### EXERCISE PROMPT
Search the records below for the word "description" and show every line where it occurs.

Component data from apps and pages

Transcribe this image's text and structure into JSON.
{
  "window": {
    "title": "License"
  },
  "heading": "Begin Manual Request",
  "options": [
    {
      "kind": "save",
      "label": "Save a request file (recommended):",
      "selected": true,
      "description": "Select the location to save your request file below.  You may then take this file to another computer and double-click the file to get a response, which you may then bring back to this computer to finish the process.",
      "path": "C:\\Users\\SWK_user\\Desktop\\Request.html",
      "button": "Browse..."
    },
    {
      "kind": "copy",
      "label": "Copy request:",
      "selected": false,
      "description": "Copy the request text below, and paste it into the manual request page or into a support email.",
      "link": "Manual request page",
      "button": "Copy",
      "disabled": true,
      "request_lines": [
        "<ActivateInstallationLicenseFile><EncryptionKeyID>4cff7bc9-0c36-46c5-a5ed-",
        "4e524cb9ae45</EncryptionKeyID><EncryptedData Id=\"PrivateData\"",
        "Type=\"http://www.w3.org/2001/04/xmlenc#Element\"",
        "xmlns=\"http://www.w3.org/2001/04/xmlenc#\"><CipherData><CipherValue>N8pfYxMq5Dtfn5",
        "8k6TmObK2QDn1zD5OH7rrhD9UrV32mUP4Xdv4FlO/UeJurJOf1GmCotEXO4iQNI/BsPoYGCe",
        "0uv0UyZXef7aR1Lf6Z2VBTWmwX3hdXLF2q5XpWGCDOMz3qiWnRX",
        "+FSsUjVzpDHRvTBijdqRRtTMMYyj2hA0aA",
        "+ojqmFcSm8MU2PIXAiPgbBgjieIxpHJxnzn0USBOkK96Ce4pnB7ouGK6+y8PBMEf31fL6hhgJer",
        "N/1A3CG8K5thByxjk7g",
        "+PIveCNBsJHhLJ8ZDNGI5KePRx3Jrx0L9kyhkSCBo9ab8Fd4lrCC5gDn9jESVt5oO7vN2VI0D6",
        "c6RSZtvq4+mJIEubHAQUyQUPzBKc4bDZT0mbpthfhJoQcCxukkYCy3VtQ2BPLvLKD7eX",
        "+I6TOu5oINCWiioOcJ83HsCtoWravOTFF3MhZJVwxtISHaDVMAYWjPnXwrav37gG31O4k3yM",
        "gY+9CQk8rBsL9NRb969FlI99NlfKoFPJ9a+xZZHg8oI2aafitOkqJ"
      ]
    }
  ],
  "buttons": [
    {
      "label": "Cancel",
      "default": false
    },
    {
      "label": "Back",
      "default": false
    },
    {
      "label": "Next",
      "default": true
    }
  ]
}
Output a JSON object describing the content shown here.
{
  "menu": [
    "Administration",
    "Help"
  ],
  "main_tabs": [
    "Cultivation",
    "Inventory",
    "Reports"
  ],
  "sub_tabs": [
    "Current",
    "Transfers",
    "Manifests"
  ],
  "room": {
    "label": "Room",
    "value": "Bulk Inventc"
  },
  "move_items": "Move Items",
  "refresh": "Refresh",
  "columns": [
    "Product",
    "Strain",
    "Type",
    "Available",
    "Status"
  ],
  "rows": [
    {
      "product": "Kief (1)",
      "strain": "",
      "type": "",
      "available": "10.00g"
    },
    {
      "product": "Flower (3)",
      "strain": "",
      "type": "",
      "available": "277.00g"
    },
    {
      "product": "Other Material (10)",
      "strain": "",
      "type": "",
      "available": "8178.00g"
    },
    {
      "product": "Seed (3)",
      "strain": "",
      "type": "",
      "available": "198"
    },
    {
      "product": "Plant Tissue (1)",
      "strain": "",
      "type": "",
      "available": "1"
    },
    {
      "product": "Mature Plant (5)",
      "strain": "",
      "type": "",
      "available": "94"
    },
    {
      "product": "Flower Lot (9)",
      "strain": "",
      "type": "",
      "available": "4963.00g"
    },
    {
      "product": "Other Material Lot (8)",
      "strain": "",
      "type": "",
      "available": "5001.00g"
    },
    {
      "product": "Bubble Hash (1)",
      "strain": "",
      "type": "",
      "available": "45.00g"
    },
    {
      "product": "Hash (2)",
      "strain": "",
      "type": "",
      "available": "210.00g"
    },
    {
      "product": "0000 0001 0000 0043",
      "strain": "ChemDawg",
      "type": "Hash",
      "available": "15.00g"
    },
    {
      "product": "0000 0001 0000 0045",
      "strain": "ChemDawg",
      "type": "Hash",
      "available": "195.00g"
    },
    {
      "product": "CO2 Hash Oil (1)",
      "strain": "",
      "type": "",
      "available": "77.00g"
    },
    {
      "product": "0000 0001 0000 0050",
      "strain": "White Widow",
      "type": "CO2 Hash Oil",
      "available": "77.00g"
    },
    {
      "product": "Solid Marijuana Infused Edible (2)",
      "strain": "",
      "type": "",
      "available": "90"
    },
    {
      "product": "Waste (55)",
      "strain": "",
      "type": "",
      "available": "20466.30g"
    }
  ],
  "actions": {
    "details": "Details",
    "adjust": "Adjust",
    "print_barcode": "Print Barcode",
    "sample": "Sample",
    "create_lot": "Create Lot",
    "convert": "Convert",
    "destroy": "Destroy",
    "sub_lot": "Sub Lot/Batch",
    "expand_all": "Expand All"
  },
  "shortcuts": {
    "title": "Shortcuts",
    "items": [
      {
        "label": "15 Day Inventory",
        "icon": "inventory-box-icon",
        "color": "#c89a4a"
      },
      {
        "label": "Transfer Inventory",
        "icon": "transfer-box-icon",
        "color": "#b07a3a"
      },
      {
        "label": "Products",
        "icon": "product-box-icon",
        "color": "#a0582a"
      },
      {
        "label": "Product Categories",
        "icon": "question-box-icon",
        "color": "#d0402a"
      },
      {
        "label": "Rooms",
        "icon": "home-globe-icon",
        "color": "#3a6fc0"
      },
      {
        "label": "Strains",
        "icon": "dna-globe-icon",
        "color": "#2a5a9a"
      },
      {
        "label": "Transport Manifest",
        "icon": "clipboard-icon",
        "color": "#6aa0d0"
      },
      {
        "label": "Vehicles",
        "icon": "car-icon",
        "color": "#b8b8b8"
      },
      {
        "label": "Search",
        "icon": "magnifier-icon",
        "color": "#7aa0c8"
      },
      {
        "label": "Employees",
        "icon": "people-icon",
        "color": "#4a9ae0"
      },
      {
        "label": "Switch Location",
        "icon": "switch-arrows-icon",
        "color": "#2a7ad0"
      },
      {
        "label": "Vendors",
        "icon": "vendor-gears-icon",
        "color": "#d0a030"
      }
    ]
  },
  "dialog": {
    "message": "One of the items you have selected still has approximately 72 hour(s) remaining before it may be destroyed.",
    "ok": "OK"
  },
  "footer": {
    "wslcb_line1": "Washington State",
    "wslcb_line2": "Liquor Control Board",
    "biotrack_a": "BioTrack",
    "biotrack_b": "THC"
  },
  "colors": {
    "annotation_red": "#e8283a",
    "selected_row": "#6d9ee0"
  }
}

### ANSWER BOX
      "description": "Select the location to save your request file below.  You may then take this file to another computer and double-click the file to get a response, which you may then bring back to this computer to finish the process.",
      "description": "Copy the request text below, and paste it into the manual request page or into a support email.",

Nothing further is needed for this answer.